The yacht was owned by the head of the Paris office of the investment bank Lazard Frères and was seized by two Trabelsis and repainted. One of the two, Imed Trabelsi, a nephew of Ben Ali, was stabbed to death at the airport in Tunis over the weekend as he attempted to flee the country, when a crowd of anti-regime demonstrators recognized him as a member of the hated “first family.”

July 17, 2009: A dispatch headlined “A Troubled Tunisia: What Should We Do?” describes the regime as “sclerotic” and with no clear successor to Ben Ali. “Many Tunisians are frustrated by the lack of political freedom and angered by First Family corruption, high unemployment and regional inequities,” the US ambassador reports. With 2009 an election year, “Ben Ali is certain to be reelected by a wide margin in a process that will be neither free nor fair.”

July 27, 2009: The cable gives an account of the private dinner for Ambassador Godec and his wife at the home of Mohammed Saker El Materi, Ben Ali’s son-in-law, and his wife Nesrine, the president’s daughter. Godec describes the luxurious conditions in which the family lives, including fountains (in a desert country) and a caged tiger. He calls El Materi “demanding, vain and difficult,” his wife “naïve and clueless,” concluding: “The opulence with which El Materi and Nesrine live and their behavior make clear why they and other members of Ben Ali’s family are disliked and even hated by some Tunisians.”

The American media has reported the corruption cables, but has kept silent on three other cables released by WikiLeaks which document the direct collaboration of the US government, under both Bush and Obama, with torture in Tunisian prisons.

March 3, 2008: The cable reports the results of a three-day visit to Tunis by assistant secretary of state David Welch for talks with Ben Ali on terrorism and other regional issues. Ben Ali promised “to cooperate with the United States without inhibitions.” This language has grisly implications, given the widespread use of torture by both Tunisian and American interrogators.

June 18, 2009: The dispatch gives an account of a discussion by the ambassador with an official of the International Committee of the Red Cross who, while bound by a confidentiality agreement after visiting Tunisian prisons, said he “would not like to be in the ambassador’s place” when it came to making a recommendation on the transfer of Guantanamo prisoners to Tunisian custody.

June 23, 2009: A cable five days later reports that the government of Tunisia is pressuring European countries not to take Tunisian detainees from Guantanamo—in order to insure they are delivered to Tunisian custody—and cites comments by the British and Canadian ambassadors that Tunisia routinely tortures prisoners.

The content of the cables demonstrates why the US government was so furious about the leaks and why it is seeking to prosecute Assange and halt WikiLeaks’ exposures.
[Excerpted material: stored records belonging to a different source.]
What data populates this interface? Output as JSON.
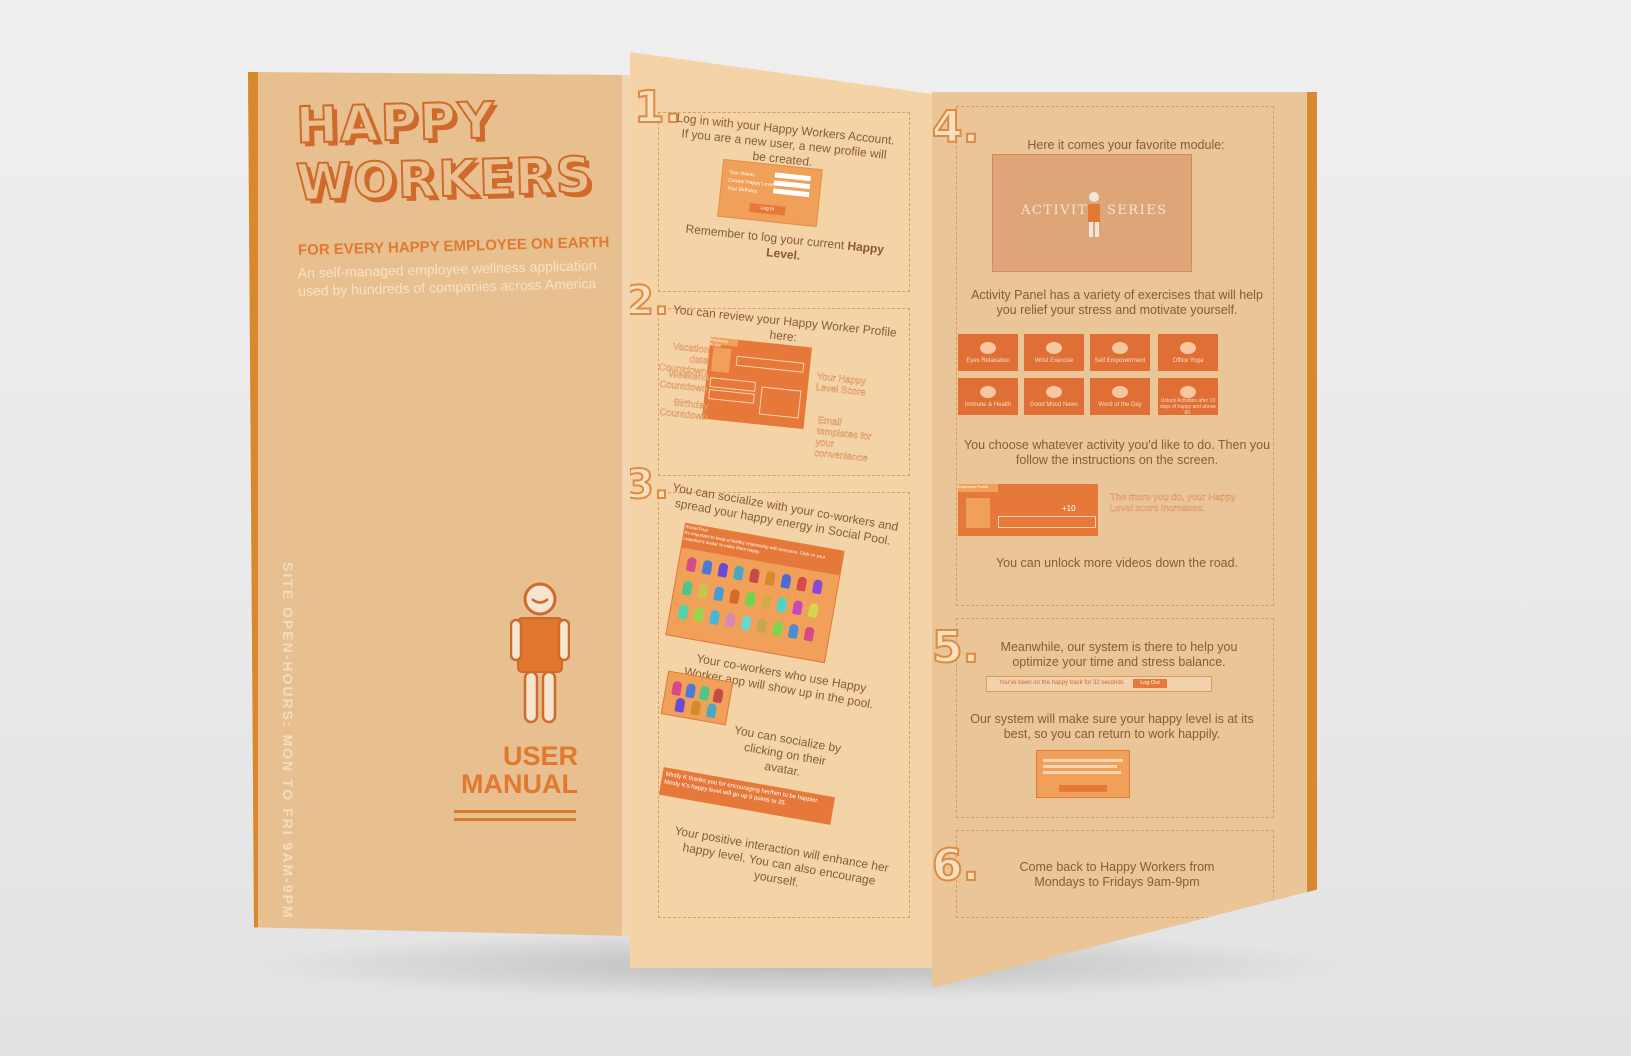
{
  "cover": {
    "title_line1": "HAPPY",
    "title_line2": "WORKERS",
    "tagline": "FOR EVERY HAPPY EMPLOYEE ON EARTH",
    "description": "An self-managed employee wellness application used by hundreds of companies across America",
    "site_hours": "SITE OPEN-HOURS: MON TO FRI 9AM-9PM",
    "manual_line1": "USER",
    "manual_line2": "MANUAL"
  },
  "step1": {
    "number": "1.",
    "text": "Log in with your Happy Workers Account. If you are a new user, a new profile will be created.",
    "form_labels": [
      "Your Name:",
      "Current Happy Level:",
      "Your Birthday:"
    ],
    "login_button": "Log In",
    "note_prefix": "Remember to log your current ",
    "note_bold": "Happy Level."
  },
  "step2": {
    "number": "2.",
    "text": "You can review your Happy Worker Profile here:",
    "profile_header": "Employee Profile",
    "callouts_left": [
      "Vacation date Countdown",
      "Weekend Countdown",
      "Birthday Countdown"
    ],
    "callouts_right": [
      "Your Happy Level Score",
      "Email templates for your convenience"
    ]
  },
  "step3": {
    "number": "3.",
    "text": "You can socialize with your co-workers and spread your happy energy in Social Pool.",
    "pool_header": "Social Pool",
    "pool_notice": "It's important to keep a healthy relationship with everyone. Click on your coworker's avatar to make them happy.",
    "coworkers_text": "Your co-workers who use Happy Worker app will show up in the pool.",
    "avatar_text": "You can socialize by clicking on their avatar.",
    "message": "Mindy K thanks you for encouraging her/him to be happier. Mindy K's happy level will go up 5 points to 25.",
    "closing_text": "Your positive interaction will enhance her happy level. You can also encourage yourself."
  },
  "step4": {
    "number": "4.",
    "intro": "Here it comes your favorite module:",
    "activity_title_left": "ACTIVITY",
    "activity_title_right": "SERIES",
    "panel_text": "Activity Panel has a variety of exercises that will help you relief your stress and motivate yourself.",
    "tiles": [
      "Eyes Relaxation",
      "Wrist Exercise",
      "Self Empowerment",
      "Office Yoga",
      "Immune & Health",
      "Good Mood News",
      "Word of the Day",
      "Unlock Activities after 10 days of happy and above 80."
    ],
    "choose_text": "You choose whatever activity you'd like to do. Then you follow the instructions on the screen.",
    "profile_header": "Employee Profile",
    "score_badge": "+10",
    "score_note": "The more you do, your Happy Level score increases.",
    "unlock_text": "You can unlock more videos down the road."
  },
  "step5": {
    "number": "5.",
    "text": "Meanwhile, our system is there to help you optimize your time and stress balance.",
    "tracker_text": "You've been on the happy track for 32 seconds",
    "logout_button": "Log Out",
    "result_text": "Our system will make sure your happy level is at its best, so you can return to work happily."
  },
  "step6": {
    "number": "6.",
    "text": "Come back to Happy Workers from Mondays to Fridays 9am-9pm"
  },
  "colors": {
    "accent": "#e07a30",
    "paper": "#e9c597",
    "tile": "#df6f34",
    "locked_tile": "#8e4a20"
  }
}
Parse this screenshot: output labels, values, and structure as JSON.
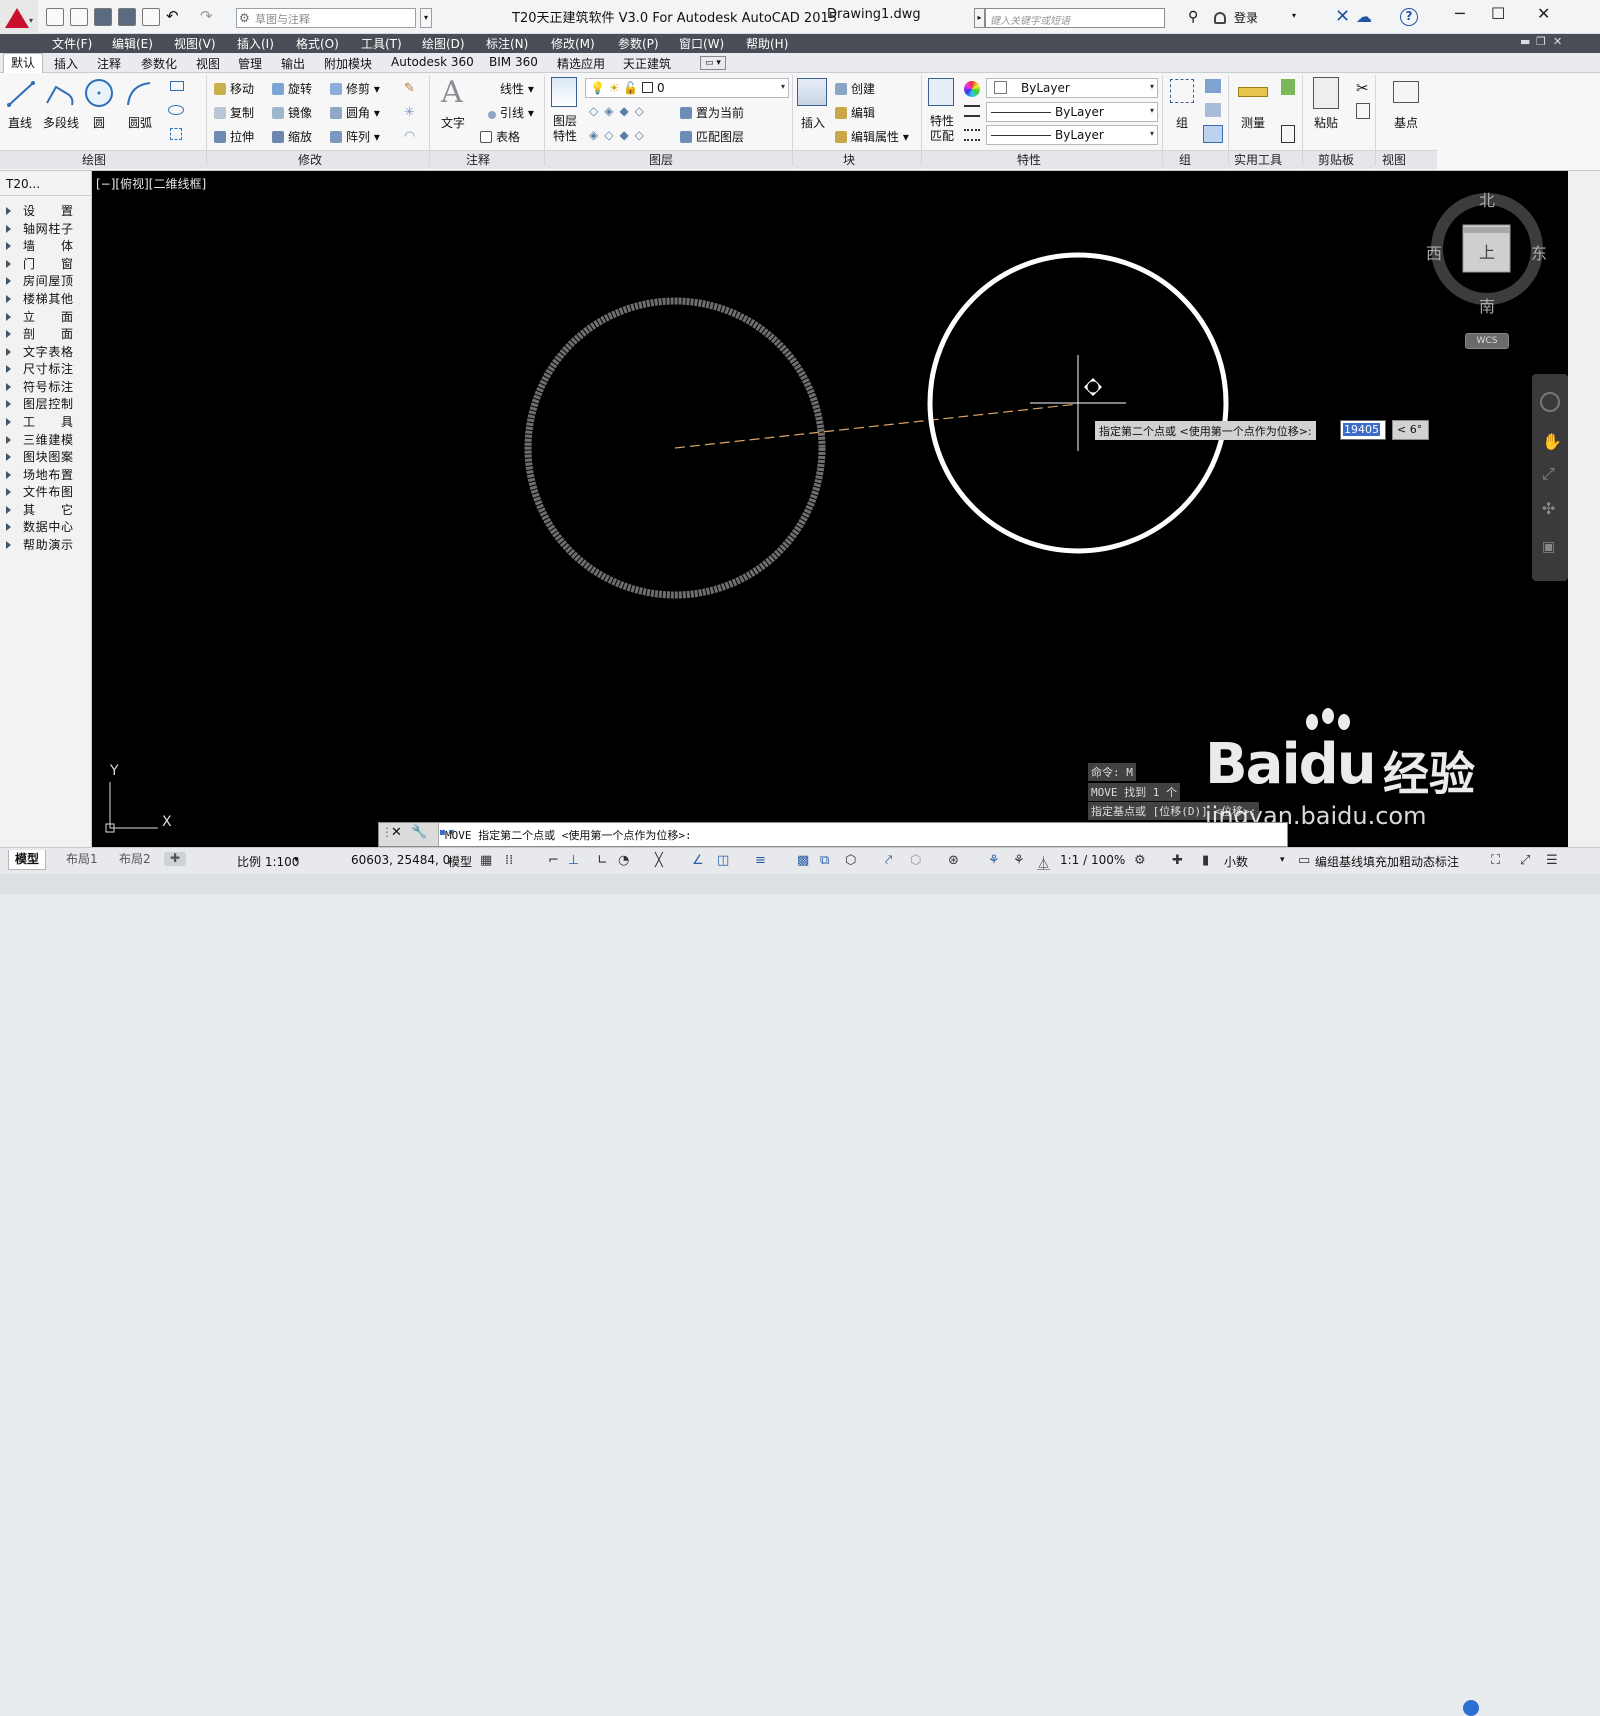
{
  "titlebar": {
    "workspace": "草图与注释",
    "app_title": "T20天正建筑软件 V3.0 For Autodesk AutoCAD 2015",
    "document": "Drawing1.dwg",
    "search_placeholder": "键入关键字或短语",
    "login": "登录",
    "window_min": "─",
    "window_max": "☐",
    "window_close": "✕"
  },
  "menu": [
    "文件(F)",
    "编辑(E)",
    "视图(V)",
    "插入(I)",
    "格式(O)",
    "工具(T)",
    "绘图(D)",
    "标注(N)",
    "修改(M)",
    "参数(P)",
    "窗口(W)",
    "帮助(H)"
  ],
  "tabs": [
    "默认",
    "插入",
    "注释",
    "参数化",
    "视图",
    "管理",
    "输出",
    "附加模块",
    "Autodesk 360",
    "BIM 360",
    "精选应用",
    "天正建筑"
  ],
  "ribbon": {
    "draw": {
      "line": "直线",
      "polyline": "多段线",
      "circle": "圆",
      "arc": "圆弧",
      "title": "绘图"
    },
    "modify": {
      "move": "移动",
      "rotate": "旋转",
      "trim": "修剪",
      "copy": "复制",
      "mirror": "镜像",
      "fillet": "圆角",
      "stretch": "拉伸",
      "scale": "缩放",
      "array": "阵列",
      "title": "修改"
    },
    "annotation": {
      "text": "文字",
      "linear": "线性",
      "leader": "引线",
      "table": "表格",
      "title": "注释"
    },
    "layers": {
      "properties": "图层特性",
      "layer_value": "0",
      "set_current": "置为当前",
      "match_layer": "匹配图层",
      "title": "图层"
    },
    "block": {
      "insert": "插入",
      "create": "创建",
      "edit": "编辑",
      "edit_attr": "编辑属性",
      "title": "块"
    },
    "properties": {
      "match": "特性匹配",
      "color": "ByLayer",
      "linetype": "ByLayer",
      "lineweight": "ByLayer",
      "title": "特性"
    },
    "groups": {
      "group": "组",
      "title": "组"
    },
    "utilities": {
      "measure": "测量",
      "title": "实用工具"
    },
    "clipboard": {
      "paste": "粘贴",
      "title": "剪贴板"
    },
    "view": {
      "base": "基点",
      "title": "视图"
    }
  },
  "palette": {
    "title": "T20...",
    "items": [
      "设　置",
      "轴网柱子",
      "墙　体",
      "门　窗",
      "房间屋顶",
      "楼梯其他",
      "立　面",
      "剖　面",
      "文字表格",
      "尺寸标注",
      "符号标注",
      "图层控制",
      "工　具",
      "三维建模",
      "图块图案",
      "场地布置",
      "文件布图",
      "其　它",
      "数据中心",
      "帮助演示"
    ]
  },
  "canvas": {
    "viewport_label": "[−][俯视][二维线框]",
    "compass": {
      "north": "北",
      "south": "南",
      "east": "东",
      "west": "西",
      "top": "上",
      "wcs": "WCS"
    },
    "ucs": {
      "x": "X",
      "y": "Y"
    },
    "dynamic_prompt": "指定第二个点或 <使用第一个点作为位移>:",
    "dynamic_value": "19405",
    "dynamic_angle": "< 6°",
    "history": [
      "命令: M",
      "MOVE 找到 1 个",
      "指定基点或 [位移(D)] <位移>:"
    ]
  },
  "command_line": "MOVE 指定第二个点或 <使用第一个点作为位移>:",
  "statusbar": {
    "layouts": [
      "模型",
      "布局1",
      "布局2"
    ],
    "scale": "比例 1:100",
    "coords": "60603, 25484, 0",
    "model": "模型",
    "annoscale": "1:1 / 100%",
    "units": "小数",
    "tianzheng": "编组基线填充加粗动态标注"
  },
  "watermark": {
    "brand": "Baidu",
    "cn": "经验",
    "url": "jingyan.baidu.com"
  },
  "colors": {
    "canvas": "#000000",
    "menubar": "#4a4d55",
    "accent": "#3b6cc7",
    "logo": "#c8102e"
  }
}
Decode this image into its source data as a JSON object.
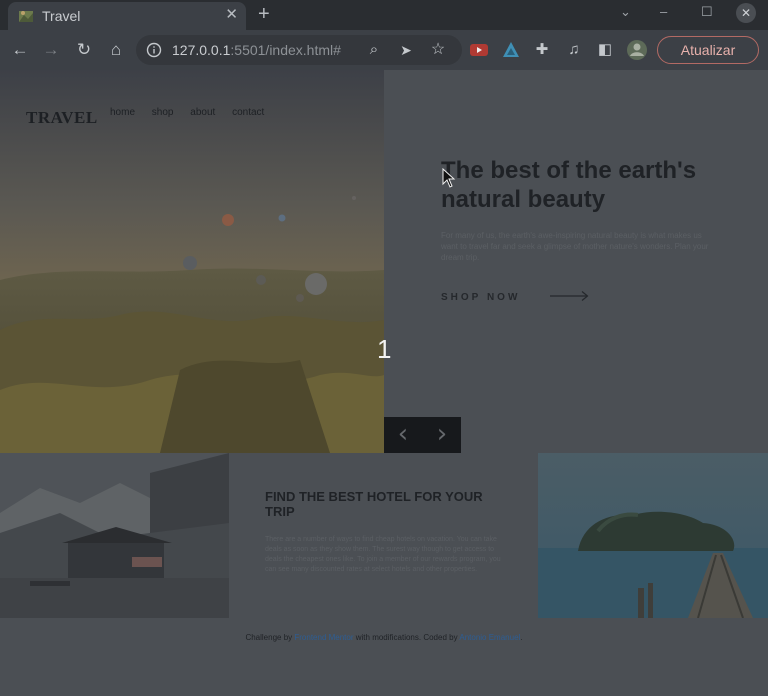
{
  "browser": {
    "tab_title": "Travel",
    "tab_close": "✕",
    "new_tab": "+",
    "url_host": "127.0.0.1",
    "url_rest": ":5501/index.html#",
    "update_label": "Atualizar",
    "icons": [
      "back-icon",
      "forward-icon",
      "reload-icon",
      "home-icon",
      "info-icon",
      "zoom-icon",
      "send-icon",
      "star-icon",
      "youtube-ext-icon",
      "ext-icon",
      "puzzle-icon",
      "media-icon",
      "sidepanel-icon",
      "profile-icon",
      "more-icon"
    ]
  },
  "site": {
    "logo": "TRAVEL",
    "nav": [
      "home",
      "shop",
      "about",
      "contact"
    ],
    "slide_number": "1",
    "prev_arrow": "‹",
    "next_arrow": "›",
    "hero_title": "The best of the earth's natural beauty",
    "hero_text": "For many of us, the earth's awe-inspiring natural beauty is what makes us want to travel far and seek a glimpse of mother nature's wonders. Plan your dream trip.",
    "shop_now": "SHOP NOW",
    "hotel_title": "FIND THE BEST HOTEL FOR YOUR TRIP",
    "hotel_text": "There are a number of ways to find cheap hotels on vacation. You can take deals as soon as they show them. The surest way though to get access to deals the cheapest ones like. To join a member of our rewards program, you can see many discounted rates at select hotels and other properties.",
    "footer_prefix": "Challenge by ",
    "footer_link1": "Frontend Mentor",
    "footer_mid": " with modifications. Coded by ",
    "footer_link2": "Antonio Emanuel",
    "footer_suffix": "."
  }
}
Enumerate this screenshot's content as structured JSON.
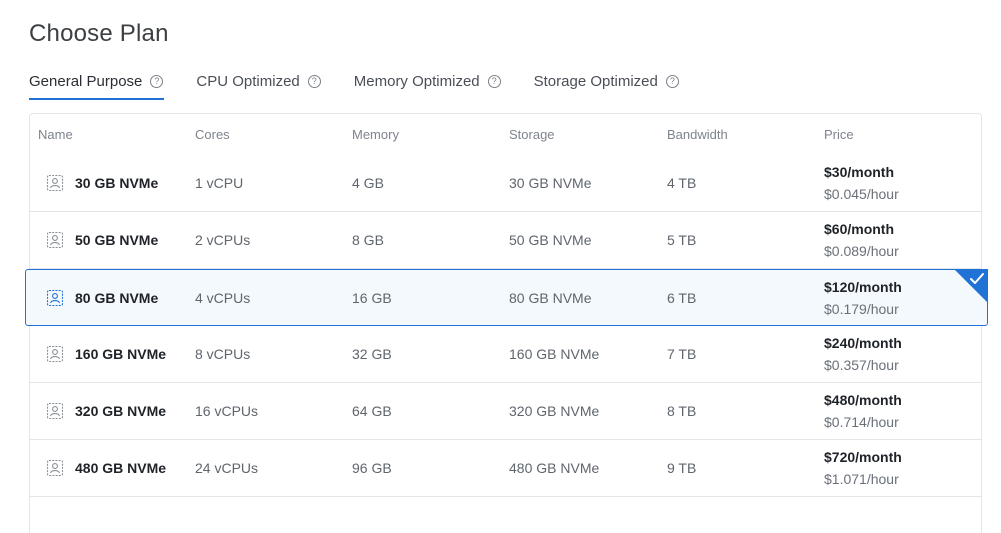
{
  "page": {
    "title": "Choose Plan"
  },
  "tabs": [
    {
      "label": "General Purpose",
      "active": true
    },
    {
      "label": "CPU Optimized",
      "active": false
    },
    {
      "label": "Memory Optimized",
      "active": false
    },
    {
      "label": "Storage Optimized",
      "active": false
    }
  ],
  "help_icon_glyph": "?",
  "table": {
    "headers": {
      "name": "Name",
      "cores": "Cores",
      "memory": "Memory",
      "storage": "Storage",
      "bandwidth": "Bandwidth",
      "price": "Price"
    },
    "rows": [
      {
        "name": "30 GB NVMe",
        "cores": "1 vCPU",
        "memory": "4 GB",
        "storage": "30 GB NVMe",
        "bandwidth": "4 TB",
        "price_month": "$30/month",
        "price_hour": "$0.045/hour",
        "selected": false
      },
      {
        "name": "50 GB NVMe",
        "cores": "2 vCPUs",
        "memory": "8 GB",
        "storage": "50 GB NVMe",
        "bandwidth": "5 TB",
        "price_month": "$60/month",
        "price_hour": "$0.089/hour",
        "selected": false
      },
      {
        "name": "80 GB NVMe",
        "cores": "4 vCPUs",
        "memory": "16 GB",
        "storage": "80 GB NVMe",
        "bandwidth": "6 TB",
        "price_month": "$120/month",
        "price_hour": "$0.179/hour",
        "selected": true
      },
      {
        "name": "160 GB NVMe",
        "cores": "8 vCPUs",
        "memory": "32 GB",
        "storage": "160 GB NVMe",
        "bandwidth": "7 TB",
        "price_month": "$240/month",
        "price_hour": "$0.357/hour",
        "selected": false
      },
      {
        "name": "320 GB NVMe",
        "cores": "16 vCPUs",
        "memory": "64 GB",
        "storage": "320 GB NVMe",
        "bandwidth": "8 TB",
        "price_month": "$480/month",
        "price_hour": "$0.714/hour",
        "selected": false
      },
      {
        "name": "480 GB NVMe",
        "cores": "24 vCPUs",
        "memory": "96 GB",
        "storage": "480 GB NVMe",
        "bandwidth": "9 TB",
        "price_month": "$720/month",
        "price_hour": "$1.071/hour",
        "selected": false
      }
    ]
  },
  "icons": {
    "plan": "plan-server-icon",
    "help": "help-circle-icon",
    "selected": "checkmark-icon"
  },
  "colors": {
    "accent": "#2073d4",
    "selected_bg": "#f4f9fe",
    "border": "#e2e5e9"
  }
}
The revelations have had a definite political impact in undermining the Ben Ali regime and contributing to the mass demonstrations that ousted the dictator.

Far from the exposure of US diplomatic secrets representing no real threat to US imperialist interests, the events in Tunisia show that it can, under conditions of mounting social and political crisis and explosive class tensions in every part of the world, seriously damage Washington’s geo-strategic position.

The Internet played a major role not only in creating the political climate, but also in the organization and mobilization of the mass movement in Tunisia. Thousands of home-made videos of police repression and popular resistance have been posted on the web. The Tunisian people have used Facebook, Twitter and other social networking sites to organize and direct the mobilizations against the regime.

It can be certain that the US government will react to the role of the Internet in the events in Tunisia by stepping up its efforts to censor and control the web’s political content.

This underscores the necessity for all those who defend democratic rights and oppose the crimes of imperialism to come to the defense of Assange and WikiLeaks.

Thank you Patrick Martin/WSWS